A week before the exhibition was to open, Perjovschi arrived in Seoul. He read English-language papers and familiarized himself with the city’s urban labyrinth, its cultural trends, sociopolitical hiccups and question marks. Essentially, he collected data. He spent hours on end scaling Total’s walls, leaving traces of ink. At times the pieces seemed unfinished, as though he would return again to add something. But it is this barebones aesthetic that gives Perjovschi’s drawings such resonance; the pureness of shape allows his work to convey meaning with a candid boldness and the absence of color is made up for by a mastery of symbolization.

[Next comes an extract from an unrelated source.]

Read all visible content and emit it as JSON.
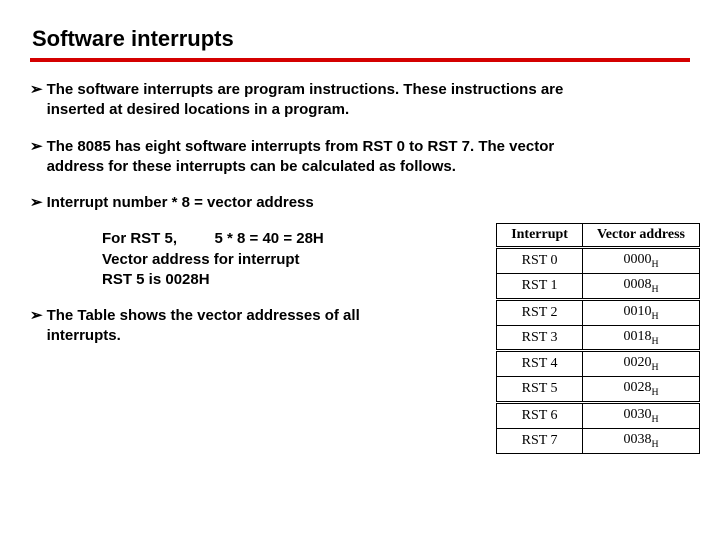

Nearly half of the works that Perjovschi is showing were drawn specifically for the exhibition, for the city that is Seoul and for the culture that is South Korea. The remaining works are a variety of pieces from his traveling repertoire, works relating to global events and pertinent social phenomena that conjoin individuals the world over. The financial situation in Perjovschi’s native Romania, the issue of free education, the influence of technology on individuality, and even pictures of Korean delicacies can all be noted on the gallery walls.

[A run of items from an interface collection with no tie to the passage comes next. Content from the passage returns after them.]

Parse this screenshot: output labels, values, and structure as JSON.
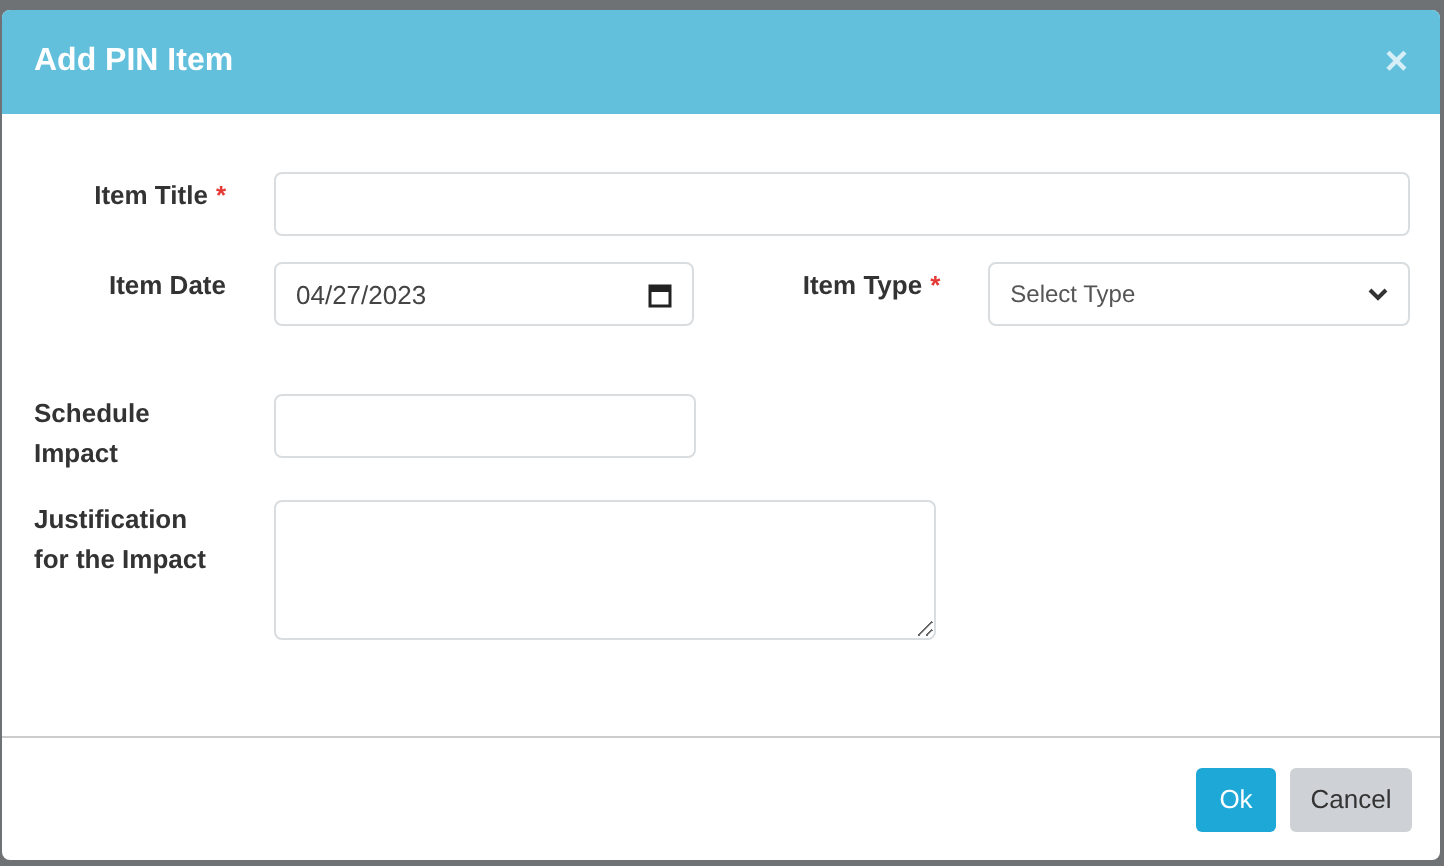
{
  "dialog": {
    "title": "Add PIN Item",
    "close": "×"
  },
  "fields": {
    "item_title": {
      "label": "Item Title",
      "required_mark": "*"
    },
    "item_date": {
      "label": "Item Date",
      "value": "04/27/2023"
    },
    "item_type": {
      "label": "Item Type",
      "required_mark": "*",
      "placeholder": "Select Type"
    },
    "schedule_impact": {
      "label": "Schedule Impact"
    },
    "justification": {
      "label": "Justification for the Impact"
    }
  },
  "buttons": [
    {
      "label": "Ok",
      "kind": "primary"
    },
    {
      "label": "Cancel",
      "kind": "secondary"
    }
  ]
}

Despite being at times serious in subject matter, Perjovschi’s drawings are sketched with a playfulness that enhances aesthetic enjoyment without compromising social gravity. His ability to render images in a universally recognizable manner without losing a certain uniqueness that is his own is paramount to Perjovschi’s success. Ultimately, it is the sheer rawness of his work that makes his renderings so inviting to any viewer, as though the audience, too, feels they can partake in similar forms of visual satire and social commentary.
I invite you to participate.
‘The News After the News’ runs until December 4.